Location: Ljuta, Kotor, Montenegro
Architect: Enforma D.O.O
Design date: 2014
Completion date: 2015
Site area: 686m2
Built area: 358m2
Architects: Nikola Novakovic, Radovan Radoman
Architecture Studio: Enforma d.o.o
Photographer: Relja Ivanic
Reconstruction of a villa, in Ljuta
This traditional old house is located in a settlement called Ljuta, which is the historic part of Dobrota, in the Bay of Kotor. The settlement was established on the coast, while its development in the period of XVII-XIX century points to the complex genesis and mutual relations of smaller architectural ensembles and estates.
In addition to the minimum intervention on the exterior of this traditional building with baroque elements, made in accordance with conservation requirements, the house is transformed into a luxurious residential building.
The treatment of the interior space of this stone house is characterized by division into three vertical zones:
1. night zone
2. central gallery space
3. fireplace room and children's room
To make this division clearer we aimed to free the central area of redundant elements, forming a unique atrium space which spans the whole height of the building dividing the left and right side. The dematerialization of the communication paths, that we have archived by introducing a glass bridge and staircase, has contributed to the overall concept. Such stratification highlighted the named entities but also created a unique interior space that visually connects all three floors.
The right side of the building is functionally more complex than the bedroom block because it is composed on the first floor of the fireplace hall divided by a glass partition, as well as a children's bedroom.
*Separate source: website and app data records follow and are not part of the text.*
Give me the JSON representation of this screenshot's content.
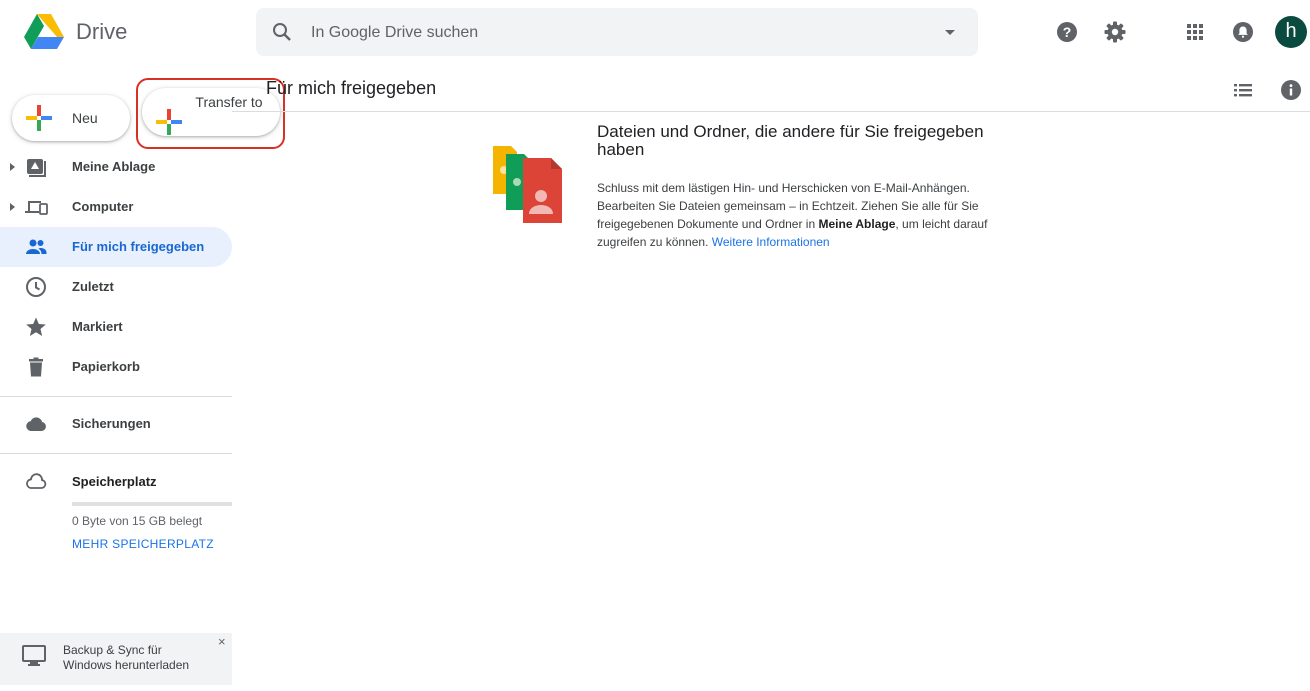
{
  "app": {
    "name": "Drive"
  },
  "search": {
    "placeholder": "In Google Drive suchen"
  },
  "header": {
    "avatar_letter": "h"
  },
  "buttons": {
    "new_label": "Neu",
    "transfer_label": "Transfer to"
  },
  "page": {
    "title": "Für mich freigegeben"
  },
  "sidebar": {
    "items": [
      {
        "label": "Meine Ablage",
        "icon": "drive-icon"
      },
      {
        "label": "Computer",
        "icon": "computer-icon"
      },
      {
        "label": "Für mich freigegeben",
        "icon": "shared-people-icon",
        "active": true
      },
      {
        "label": "Zuletzt",
        "icon": "clock-icon"
      },
      {
        "label": "Markiert",
        "icon": "star-icon"
      },
      {
        "label": "Papierkorb",
        "icon": "trash-icon"
      }
    ],
    "backups": {
      "label": "Sicherungen",
      "icon": "cloud-icon"
    },
    "storage": {
      "label": "Speicherplatz",
      "used_text": "0 Byte von 15 GB belegt",
      "used_fraction": 0,
      "more_label": "MEHR SPEICHERPLATZ"
    }
  },
  "empty_state": {
    "title": "Dateien und Ordner, die andere für Sie freigegeben haben",
    "body_part1": "Schluss mit dem lästigen Hin- und Herschicken von E-Mail-Anhängen. Bearbeiten Sie Dateien gemeinsam – in Echtzeit. Ziehen Sie alle für Sie freigegebenen Dokumente und Ordner in ",
    "body_bold": "Meine Ablage",
    "body_part2": ", um leicht darauf zugreifen zu können. ",
    "link_label": "Weitere Informationen"
  },
  "banner": {
    "text": "Backup & Sync für Windows herunterladen",
    "close_label": "×"
  },
  "colors": {
    "accent": "#1a73e8",
    "active_bg": "#e8f0fe",
    "highlight_border": "#d93025",
    "avatar_bg": "#0b4b3f"
  }
}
This bedroom is lined with wooden planks and situated at the top of the house, fully isolated, with a single window that overlooks the atrium so it resembles a tree house.
Playing with modern and traditional elements and materials, introducing a traditional stone staircase on the ground floor, wrought iron elements, glass railing, and communications, steel, exposed stone walls... contributed to both keeping the existing ''spirit'' of an old stone house and fulfilling all aesthetic and functional needs of a modern lifestyle.